Sunday, 17 June 2018
It’s been a very nice, relaxing weekend away in Mbarara! Winnie and I had a great time catching up with Dr. Susie Crowe and her team and learning all about their work with the Mbarara Pharmacy students. One of the first things they did was to teach the students pharmaceutical care skills such as teaching them how to give an immunization, how to do a fingerstick to check someone’s blood glucose, and how to take a Blood Pressure. We were told the students were very engaged in these activities. Check out their blog for some nice pictures.
As we headed back to Kampala, I took the following photos to give you an idea of the countryside near Mbarara. It is a bit more hilly here.
This evening, back at the Mulago Guest House, I had some old students of mine from Mbarara come a visit—Noah and Derrick! These were the two who were responsible for getting me to come down to Mbarara University of Science and Technology (MUST) back in November 2016. They are now Interns in Kampala and are doing quite well. After hugs and greetings, we jumped into our conversation as if we’d never been apart. They are both also working at community pharmacies now to make a little money when they don’t have to be at their internship sites. This is pretty important because although Interns are paid, both of them are interning in government sites and the government is well-known for delaying their pay by months at a time. They know that they will eventually get their back pay, but it is kind of hard to cover living expenses without a regular income. In the USA, “internship” is done by pharmacy students within the university curriculum. We have students do experiential rotations for learning during the last year of pharmacy school and our students are paying tuition for this opportunity. In Uganda, and much of the world, the pharmacy internship occurs after university. These students finished up their education in May/June 2017 and started internship around Sept/Oct 2017. They will then finish this September and will prepare to take their registration exam to officially become a pharmacist before the end of the year. They are paid for this experience but it is because they are depended on for work and to fill a position. In the USA, pharmacy students on rotation are extra and they are not called “staff”; although they may accomplish work for their sites, their role is to learn to be a pharmacist under the direct tutelage of pharmacist preceptor. This is a pharmacist who acts as both a supervisor and an educator but most of all they are a role model and mentor for the student.

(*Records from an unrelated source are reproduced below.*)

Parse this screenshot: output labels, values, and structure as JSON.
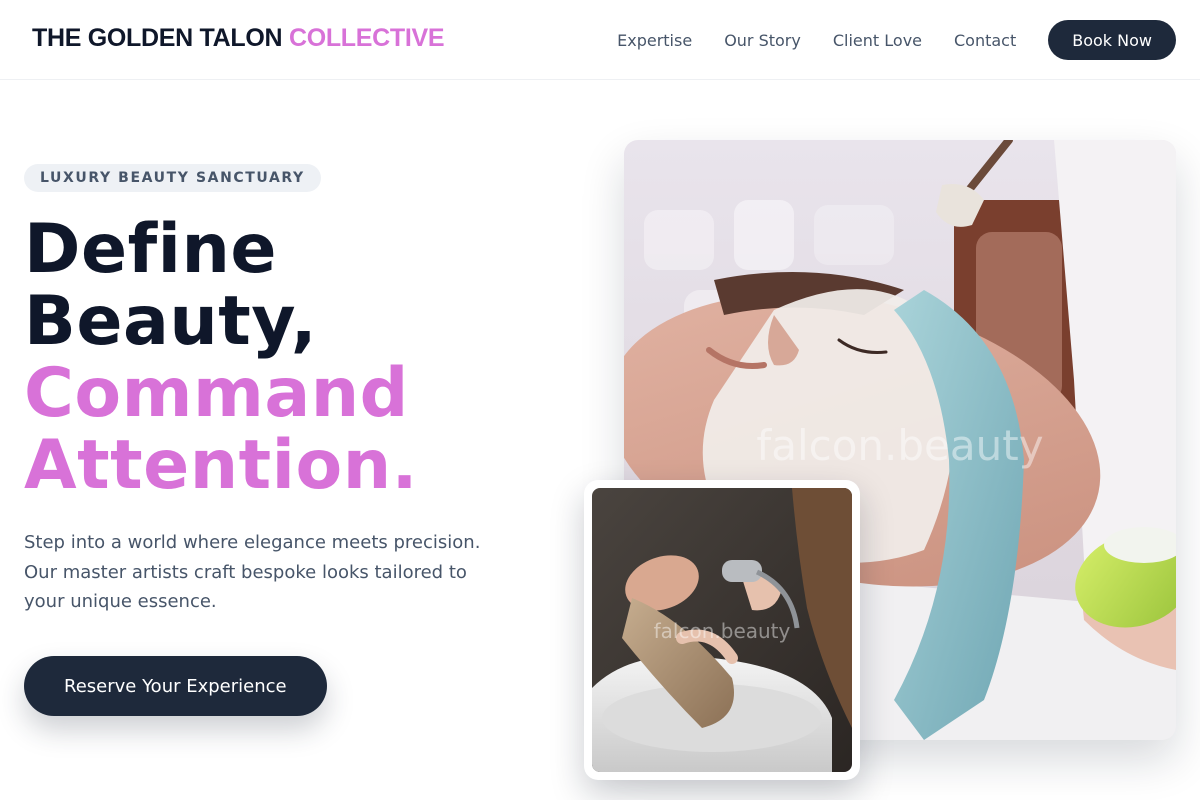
{
  "brand": {
    "name_main": "THE GOLDEN TALON",
    "name_accent": "COLLECTIVE",
    "accent_color": "#d872d8",
    "primary_color": "#1e293b"
  },
  "nav": {
    "links": [
      "Expertise",
      "Our Story",
      "Client Love",
      "Contact"
    ],
    "book_label": "Book Now"
  },
  "hero": {
    "badge": "LUXURY BEAUTY SANCTUARY",
    "headline_dark": [
      "Define",
      "Beauty,"
    ],
    "headline_accent": [
      "Command",
      "Attention."
    ],
    "description": "Step into a world where elegance meets precision. Our master artists craft bespoke looks tailored to your unique essence.",
    "cta_label": "Reserve Your Experience"
  },
  "images": {
    "main_watermark": "falcon.beauty",
    "inset_watermark": "falcon.beauty"
  }
}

Anyway, Noah and Derrick and I talked about many things but I want to focus on an interesting project in which they’ve become engaged. They have both been interested in Information and Communications Technology (ICT) for quite a while. Basically, in addition to pharmacy, they love computer technology. They, along with some friends, have conceived an innovation that mobile phone technology could be used to improve infant and maternal care for pregnant mothers. They saw a healthcare need: many pregnant women don’t get the appropriate prenatal care because of lack of funds to pay for the services and they don’t know how to eat or how important it is to prevent malaria while pregnant or even when to go to the clinic to be checked during pregnancy. These challenges lead to greater mortality in pregnant women and infants. Noah and Derrick said to themselves: “What if women could get advice about how to take care of themselves and their unborn baby through the use of a mobile phone, whom just about everyone has these days in the developing world? And what if they could save money ahead of time that would be set aside to be used for the prenatal visits and baby kits for safe delivery in a healthcare facility?” This led them to develop a plan to create a mobile phone app to address just these things. They are still in the process of development but are much closer than when I last saw them. They have even found a mobile phone company interested and guiding them in the process. Check out their website, Wazazi Mother Care LTD, for more information! Noah and Derrick are truly passionate about using their skills to improve health. These gentlemen are the type of caring leaders Uganda needs more of. Keep up your good work, stay positive, and great things will happen!